While initially suspected of being false positives, upon further review, it is surmised that these overlaps may have been added by the developers of WhisperGate to mislead attribution.  Analysis of the code overlaps is still ongoing. 


WhisperGate is still an active investigation. Our understanding of the scope and structure of this campaign is likely to evolve as analysis continues and new information is released. Additionally, with many unknowns, such as the intrusion vector, reported Linux variants, and the pace with which events can potentially escalate from cyber to traditional military actions, it’s clear faster that identification and analysis will become paramount in the days to come.


Stage 1 executable:

  • Filename: stage1.exe
  • SHA256 hash: a196c6b8ffcb97ffb276d04f354696e2391311db3841ae16c8c9f56f36a38e92
  • Build timestamp: 10 Jan 2022 10:37:18 UTC

Stage 2 executable:

  • Filename: stage2.exe
  • SHA256 hash: dcbbae5a1c61dbbbb7dcd6dc5dd1eb1169f5329958d38b58c3fd9384081c9b78
  • Build timestamp: 10 Jan 2022 14:39:54 UTC

Stage 3 payload: 

  • SHA256 hash: 923eb77b3c9e11d6c56052318c119c1a22d11ab71675e6b95d05eeb73d1accd6
  • Build timestamp:

Stage 3 executable (reversed byte-order):

  • SHA256 hash: 9ef7dbd3da51332a78eff19146d21c82957821e464e8133e9594a07d716d892d
  • Build timestamp: 10 Jan 2022 14:39:31 UTC

Silas Cutler


Resident Hacker

You can contact @silascutler on Twitter about this and other research blogs.

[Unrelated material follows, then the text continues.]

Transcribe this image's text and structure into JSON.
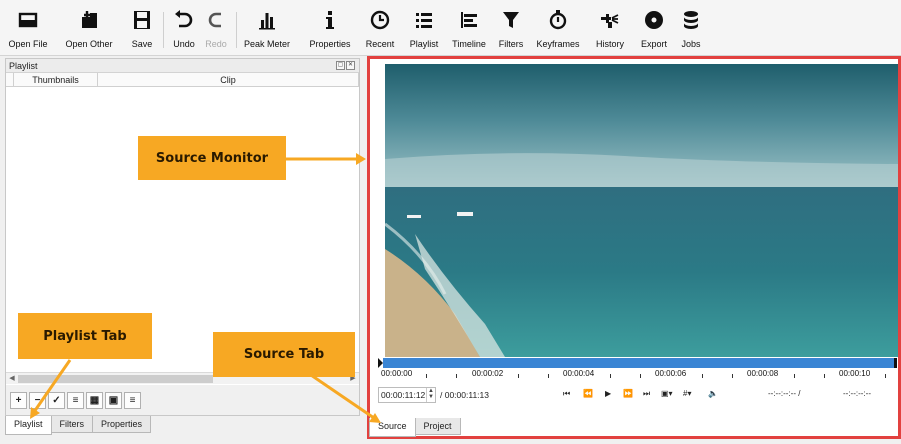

Silas has over a decade of research on cyber operations from Russia, China, and the People’s Republic of Korea (DPRK). You can read more of his work on some of these threats on the Stairwell blog, including GOLDBACKDOOR and WhisperGate.